Relaxation before bed, limited if any time on devices that emit blue light (e.g. smartphones, tablets, laptops etc.), a hot bath, daily exposure to sunlight for at least 30 minutes and a pitch black and cool (18,5° C / 65,3° F) bedroom.

And here’s a list of things to avoid, that make it harder to fall asleep:
Exercising late in the day, consuming caffeine or nicotine (as well as certain teas or chocolates) 8 hours before you want to sleep, drinking alcohol, eating large meals and drinking beverages late at night, taking medicine that might delay or disrupt your sleep and naping or sleeping after 3 pm.

The Pursuit of Something Meaningful

This is more a teaser for a future blog post, because this topic is way to complex to explain as part of this post.

Many people go through life thinking that they “have” to do things. They “have” to work, the “have” to get up early, they “have” to study and they “have” to earn more money. This attitude often goes hand in hand with the pursuit of shallow pleasures and expediency – often called living for the weekends and vacations.

While a minority of people in the west definitely have to live that way, at least for a time, many of us don’t.

It’s too complex of a topic to discuss here fully, but in short a solution can be to orient your life towards the pursuit of something meaningful. If you pursue something meaningful it will ignite your daily actions with meaning and make them worthwhile, or even exciting. That doesn’t mean that you’ll be happy – which isn’t what meaningful means – all the time, but what you do on a daily basis will contribute to something more important further down the line.

The simplest and most basic way to go about creating meaning in your life, is to set yourself realistic goals that are good for you. Good for you isn’t what makes you happy, or what you like – candy makes a kid happy, but you don’t let it eat candy all day. Thus, you can ask yourself what would be good for you, create a goal or vision around that and make it part of your daily life. Even though this form of meaning pales in comparison to a life-long pursuit of meaning it’s a start. Imagine what would make your life better now, today, tomorrow, in a month, in a year and in 10 years. Then do that. Start small and stay consistent.

Again, this is a way too complex topic for this blog post, but it is incredibly important and a topic I will return to in the future.

Well, that’s it for now!
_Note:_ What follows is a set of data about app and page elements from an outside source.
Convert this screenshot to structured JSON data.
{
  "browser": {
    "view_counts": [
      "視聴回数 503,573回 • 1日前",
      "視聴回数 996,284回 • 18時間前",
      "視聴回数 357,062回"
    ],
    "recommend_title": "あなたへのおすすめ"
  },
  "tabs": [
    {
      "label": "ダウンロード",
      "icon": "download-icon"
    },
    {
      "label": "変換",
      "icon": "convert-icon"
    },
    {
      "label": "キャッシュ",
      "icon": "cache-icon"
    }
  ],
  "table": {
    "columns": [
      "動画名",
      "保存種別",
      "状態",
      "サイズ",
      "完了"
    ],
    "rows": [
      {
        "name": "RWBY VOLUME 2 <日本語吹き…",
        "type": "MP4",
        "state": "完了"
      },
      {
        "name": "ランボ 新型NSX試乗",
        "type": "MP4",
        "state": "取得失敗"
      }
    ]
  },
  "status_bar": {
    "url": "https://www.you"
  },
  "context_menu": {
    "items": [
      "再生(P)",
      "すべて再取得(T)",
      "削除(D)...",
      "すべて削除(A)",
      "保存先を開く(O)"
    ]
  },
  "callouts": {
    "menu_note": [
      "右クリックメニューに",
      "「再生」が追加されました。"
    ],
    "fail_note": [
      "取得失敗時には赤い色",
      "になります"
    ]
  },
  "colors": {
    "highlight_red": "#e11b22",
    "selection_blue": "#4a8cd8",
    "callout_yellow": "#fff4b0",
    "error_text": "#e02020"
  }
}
These are four fundamentals that, once consistently implemented, can give you as many benefits, as almost nothing else can, especially in the long run. So, before you try to squeeze out an extra 2% more focus, or half an hour of time here or there, focus your efforts and attention on creating meaningful, healthy and beneficial cornerstones for your life first.

Focus on the fundamentals.

Thank you so much for reading! As always, I’m open to constructive feedback: so, if you have any feedback please let me know (most efficiently through social media).

If you want to implement anything that I’ve suggested, I’m excited to hear or read from you! Let me know how it goes!